_THE PROBLEM:_ Each line of the entries that mentions the string "会心ダメージ" needs to be reported.

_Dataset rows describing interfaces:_
_____

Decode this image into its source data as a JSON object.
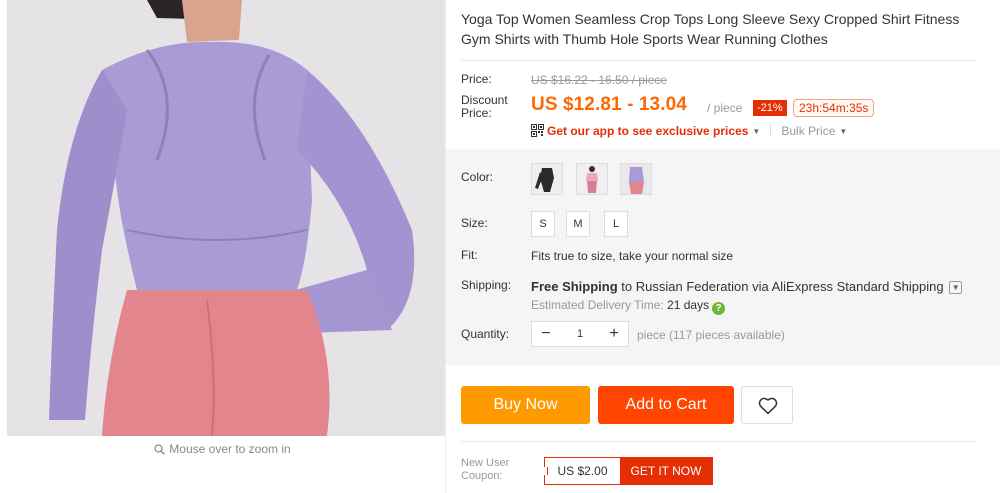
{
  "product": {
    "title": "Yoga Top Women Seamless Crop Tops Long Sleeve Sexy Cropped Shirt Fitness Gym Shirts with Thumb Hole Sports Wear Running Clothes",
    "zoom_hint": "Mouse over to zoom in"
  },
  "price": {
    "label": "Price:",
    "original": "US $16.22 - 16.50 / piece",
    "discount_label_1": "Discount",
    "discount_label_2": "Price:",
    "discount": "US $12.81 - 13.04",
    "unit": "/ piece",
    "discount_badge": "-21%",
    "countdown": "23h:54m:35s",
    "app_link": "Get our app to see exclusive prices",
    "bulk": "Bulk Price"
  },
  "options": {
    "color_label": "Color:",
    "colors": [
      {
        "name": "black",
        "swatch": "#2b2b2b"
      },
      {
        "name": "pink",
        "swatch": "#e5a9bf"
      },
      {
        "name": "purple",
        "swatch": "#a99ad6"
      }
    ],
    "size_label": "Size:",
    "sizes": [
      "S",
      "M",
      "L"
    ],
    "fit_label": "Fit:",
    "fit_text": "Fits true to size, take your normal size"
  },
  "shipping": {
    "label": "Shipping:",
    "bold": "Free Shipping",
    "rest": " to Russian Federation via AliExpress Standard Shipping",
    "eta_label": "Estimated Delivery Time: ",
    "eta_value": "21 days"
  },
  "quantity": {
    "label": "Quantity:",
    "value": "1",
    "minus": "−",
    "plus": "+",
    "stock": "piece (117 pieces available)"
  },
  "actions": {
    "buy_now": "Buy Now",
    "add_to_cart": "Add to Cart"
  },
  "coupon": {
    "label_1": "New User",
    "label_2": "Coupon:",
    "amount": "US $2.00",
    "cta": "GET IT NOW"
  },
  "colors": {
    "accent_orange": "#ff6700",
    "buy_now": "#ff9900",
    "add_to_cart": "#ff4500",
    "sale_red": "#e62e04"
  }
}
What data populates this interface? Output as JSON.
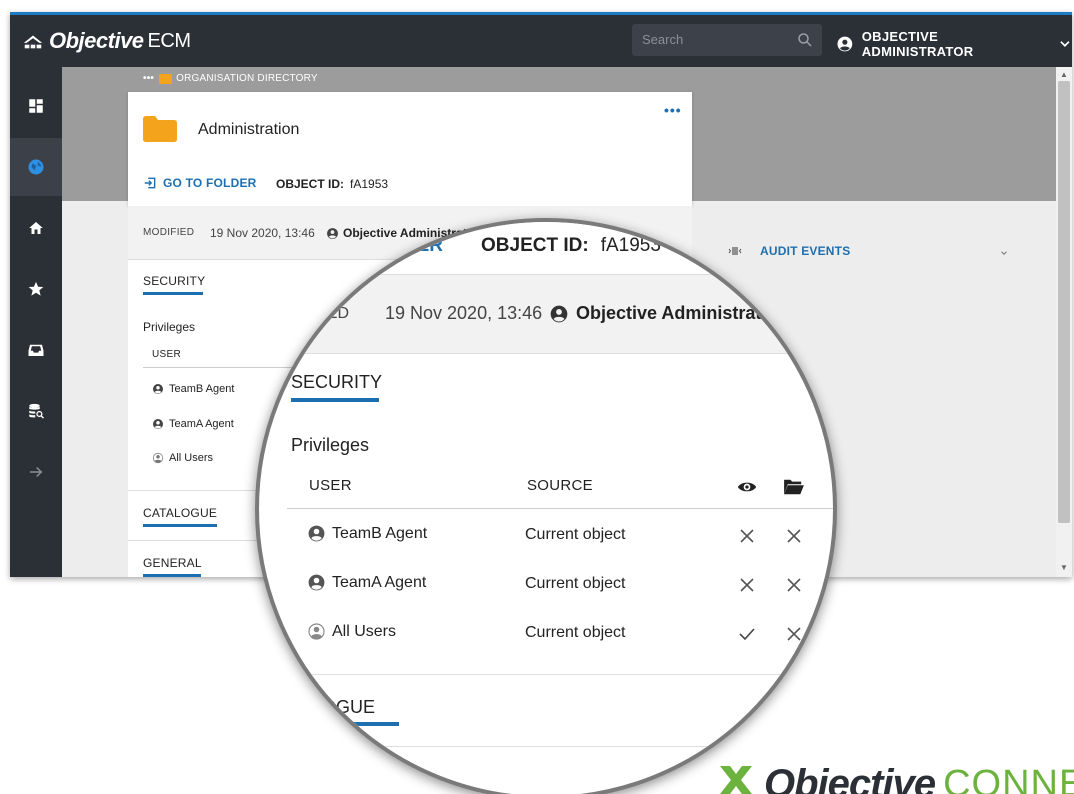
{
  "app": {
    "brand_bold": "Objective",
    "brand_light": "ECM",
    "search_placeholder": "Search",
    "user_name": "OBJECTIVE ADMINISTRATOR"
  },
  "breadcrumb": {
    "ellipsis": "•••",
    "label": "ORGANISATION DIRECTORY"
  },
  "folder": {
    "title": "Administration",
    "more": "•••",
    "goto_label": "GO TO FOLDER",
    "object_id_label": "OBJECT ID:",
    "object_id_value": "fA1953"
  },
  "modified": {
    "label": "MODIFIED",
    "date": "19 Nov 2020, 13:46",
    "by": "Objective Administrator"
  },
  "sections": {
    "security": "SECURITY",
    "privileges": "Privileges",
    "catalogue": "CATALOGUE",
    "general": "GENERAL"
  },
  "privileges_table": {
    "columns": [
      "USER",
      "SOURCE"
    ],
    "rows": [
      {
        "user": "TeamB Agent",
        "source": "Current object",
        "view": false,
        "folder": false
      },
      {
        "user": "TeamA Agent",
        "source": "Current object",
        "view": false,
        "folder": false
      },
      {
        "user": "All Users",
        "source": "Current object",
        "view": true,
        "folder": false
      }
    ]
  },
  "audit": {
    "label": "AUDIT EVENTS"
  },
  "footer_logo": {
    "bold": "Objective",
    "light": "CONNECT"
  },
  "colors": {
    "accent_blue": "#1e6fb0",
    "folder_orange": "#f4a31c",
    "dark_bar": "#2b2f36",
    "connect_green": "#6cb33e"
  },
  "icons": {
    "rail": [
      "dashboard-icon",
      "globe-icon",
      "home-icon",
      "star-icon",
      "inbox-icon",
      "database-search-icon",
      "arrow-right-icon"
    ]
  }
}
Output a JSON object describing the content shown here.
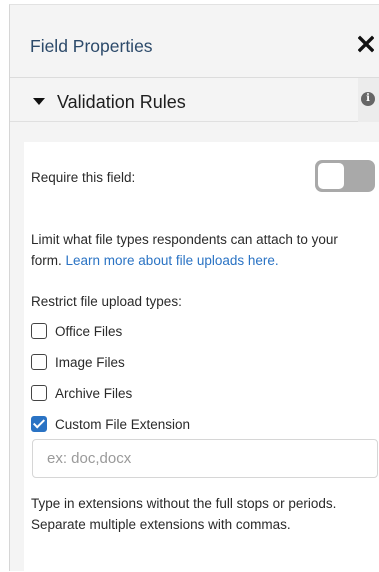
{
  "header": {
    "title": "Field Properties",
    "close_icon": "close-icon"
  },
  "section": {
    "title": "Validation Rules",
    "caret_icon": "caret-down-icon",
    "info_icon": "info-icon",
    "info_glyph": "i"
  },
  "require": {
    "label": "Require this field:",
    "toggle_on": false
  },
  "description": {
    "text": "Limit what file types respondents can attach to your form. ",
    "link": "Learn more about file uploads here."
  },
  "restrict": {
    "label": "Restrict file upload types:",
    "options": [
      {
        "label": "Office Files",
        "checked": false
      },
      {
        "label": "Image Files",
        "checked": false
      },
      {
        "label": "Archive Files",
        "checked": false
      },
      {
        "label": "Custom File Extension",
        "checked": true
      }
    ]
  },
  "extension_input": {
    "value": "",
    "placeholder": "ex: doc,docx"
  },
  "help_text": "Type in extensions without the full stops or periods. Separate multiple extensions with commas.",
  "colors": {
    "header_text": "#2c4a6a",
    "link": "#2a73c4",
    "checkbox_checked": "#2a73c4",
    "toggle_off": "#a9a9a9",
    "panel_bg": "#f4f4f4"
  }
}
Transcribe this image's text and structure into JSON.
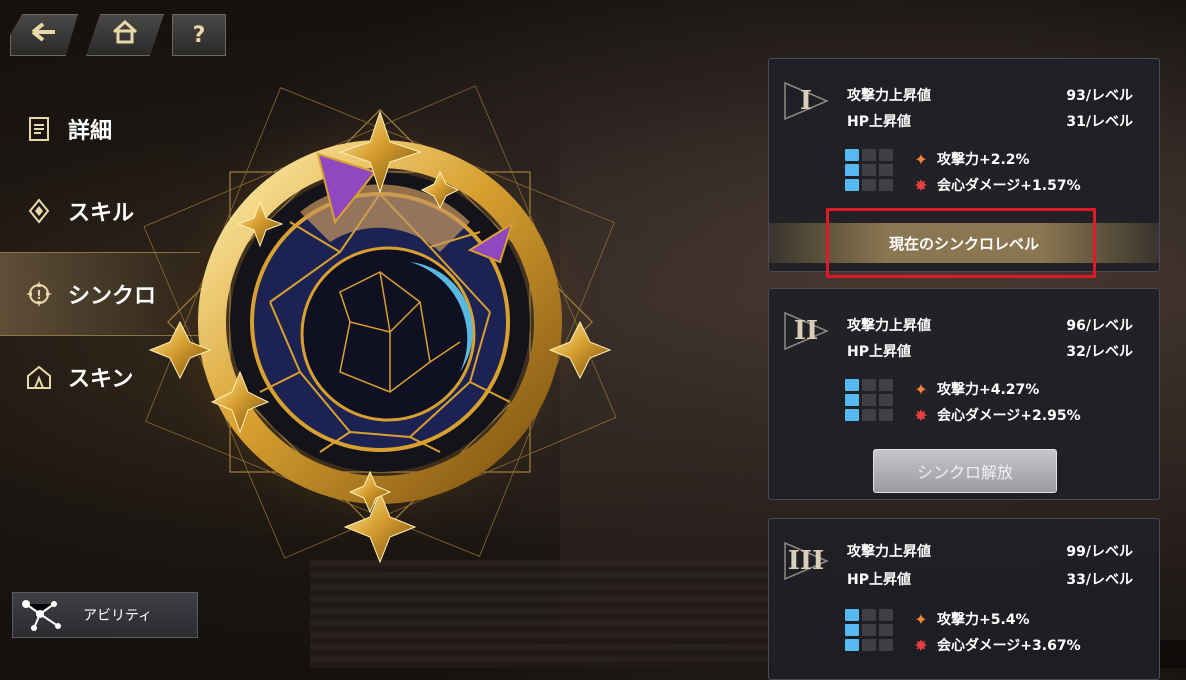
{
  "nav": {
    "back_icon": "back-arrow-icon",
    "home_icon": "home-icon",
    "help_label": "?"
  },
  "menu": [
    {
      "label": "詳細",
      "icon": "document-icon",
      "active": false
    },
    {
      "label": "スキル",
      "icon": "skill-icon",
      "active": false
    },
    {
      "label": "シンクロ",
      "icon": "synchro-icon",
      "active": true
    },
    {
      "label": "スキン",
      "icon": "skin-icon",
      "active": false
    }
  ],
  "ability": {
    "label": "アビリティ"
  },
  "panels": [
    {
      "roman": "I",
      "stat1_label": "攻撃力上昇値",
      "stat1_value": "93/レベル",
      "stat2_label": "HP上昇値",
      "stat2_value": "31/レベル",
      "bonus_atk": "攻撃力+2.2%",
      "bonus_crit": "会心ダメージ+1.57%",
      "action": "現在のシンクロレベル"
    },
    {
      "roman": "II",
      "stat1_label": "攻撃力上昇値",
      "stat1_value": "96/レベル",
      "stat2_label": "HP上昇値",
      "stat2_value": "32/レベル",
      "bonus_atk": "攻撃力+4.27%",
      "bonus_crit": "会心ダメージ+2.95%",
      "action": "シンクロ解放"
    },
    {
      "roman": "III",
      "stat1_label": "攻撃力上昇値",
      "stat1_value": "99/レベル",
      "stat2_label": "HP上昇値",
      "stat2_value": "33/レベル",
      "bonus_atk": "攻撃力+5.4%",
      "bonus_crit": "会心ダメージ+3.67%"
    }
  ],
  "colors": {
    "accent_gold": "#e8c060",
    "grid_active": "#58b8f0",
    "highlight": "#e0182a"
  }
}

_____

_YOUR RESPONSE:_
      "bonus_crit": "会心ダメージ+1.57%",
      "bonus_crit": "会心ダメージ+2.95%",
      "bonus_crit": "会心ダメージ+3.67%"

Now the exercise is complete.